Talk to Patients About: Flu - 10/24/2019

Flu is serious, and the vaccine can prevent or minimize the illness.


Why Vaccine Opponents Think They Know More Than Medical Experts - 10/24/2019

Given the consistent message from the scientific community about the safety of vaccines, and evidence of vaccine success as seen through the eradication of diseases, why has the skepticism about vaccines continued? One possibility is that attitudes about medical experts help to explain the endorsement of anti-vax attitudes ... that some U.S. adults might support anti-vax policy positions in part because they believe they know more than medical experts about autism and its causes.


Texas Health Care Professionals Praise CPRIT’s Cancer-Prevention Funding - 10/22/2019

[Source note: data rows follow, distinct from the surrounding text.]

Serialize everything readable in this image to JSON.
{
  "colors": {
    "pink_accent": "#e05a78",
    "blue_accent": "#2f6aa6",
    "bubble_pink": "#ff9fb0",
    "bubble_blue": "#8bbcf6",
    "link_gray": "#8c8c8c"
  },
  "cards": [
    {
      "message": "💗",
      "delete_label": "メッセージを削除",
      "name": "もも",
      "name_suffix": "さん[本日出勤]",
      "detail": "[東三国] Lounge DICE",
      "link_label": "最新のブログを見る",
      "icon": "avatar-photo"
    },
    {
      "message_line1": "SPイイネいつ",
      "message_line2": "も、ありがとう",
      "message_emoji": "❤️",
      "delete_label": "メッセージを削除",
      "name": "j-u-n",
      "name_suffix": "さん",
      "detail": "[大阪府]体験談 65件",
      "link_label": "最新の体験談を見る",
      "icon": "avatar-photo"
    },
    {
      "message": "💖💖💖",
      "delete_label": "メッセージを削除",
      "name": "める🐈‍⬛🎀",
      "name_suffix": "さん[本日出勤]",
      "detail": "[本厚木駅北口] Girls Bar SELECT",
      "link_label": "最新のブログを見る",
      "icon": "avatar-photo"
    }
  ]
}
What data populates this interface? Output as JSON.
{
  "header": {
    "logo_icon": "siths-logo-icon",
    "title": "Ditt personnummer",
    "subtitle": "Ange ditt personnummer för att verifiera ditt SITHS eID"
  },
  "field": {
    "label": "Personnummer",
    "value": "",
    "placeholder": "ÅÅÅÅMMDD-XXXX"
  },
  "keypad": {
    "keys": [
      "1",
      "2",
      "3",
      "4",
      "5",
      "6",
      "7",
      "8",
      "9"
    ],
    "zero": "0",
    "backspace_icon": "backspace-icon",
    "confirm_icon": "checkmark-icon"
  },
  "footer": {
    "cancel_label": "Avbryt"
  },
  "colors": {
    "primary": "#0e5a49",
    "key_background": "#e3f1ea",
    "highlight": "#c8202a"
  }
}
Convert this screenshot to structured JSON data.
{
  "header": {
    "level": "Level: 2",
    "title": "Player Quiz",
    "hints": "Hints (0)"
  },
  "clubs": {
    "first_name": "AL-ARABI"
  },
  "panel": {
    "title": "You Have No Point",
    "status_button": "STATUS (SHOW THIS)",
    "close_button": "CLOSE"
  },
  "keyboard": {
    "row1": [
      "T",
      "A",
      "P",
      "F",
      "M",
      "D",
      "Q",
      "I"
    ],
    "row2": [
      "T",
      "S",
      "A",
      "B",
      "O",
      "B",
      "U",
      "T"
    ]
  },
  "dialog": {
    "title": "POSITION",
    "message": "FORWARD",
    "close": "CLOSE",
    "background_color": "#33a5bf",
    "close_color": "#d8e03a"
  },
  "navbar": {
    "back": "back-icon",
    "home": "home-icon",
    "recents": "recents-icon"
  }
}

Kathleen Schmeler, MD, spends a lot of time trying to vaccinate young Texans against human papillomavirus (HPV), which causes cervical cancer and other types of cancer. As part of a special four-person panel on the Cancer Prevention and Research Institute of Texas Monday, Dr. Schmeler described how funding from CPRIT makes her work possible.


Honor A Physician Doing Outstanding Public Health Work - 10/22/2019

In celebration of the work Texas physicians are doing in public health, the Texas Medical Association has created an award to recognize a member physician who has made outstanding contributions to medicine through a significant commitment to public health.


No Cannabis for Pregnant Women or New Mothers, FDA Warns - 10/22/2019

Texas physicians are encouraged to help the U.S. Food and Drug Administration spread the word to pregnant and breast-feeding mothers to avoid using cannabis and cannabis-derived products.


Tapering a Patient’s Opioid Dosage? Follow This Guide - 10/18/2019

In an effort to curb the nationwide opioid epidemic while keeping patients from excessive pain, the U.S. Department of Health and Human Services last week published a guide for physicians considering or initiating a reduction in opioid dosage.


Know any Outstanding Science Teachers? Nominate Them for a TMA Grant - 10/15/2019

By now, most Texas schools are back in session, which means plenty of great science teachers have begun educating the next generation of physicians. You can help those outstanding educators become even better teachers by nominating them for the Texas Medical Association’s Ernest and Sarah Butler Awards for Excellence in Science Teaching.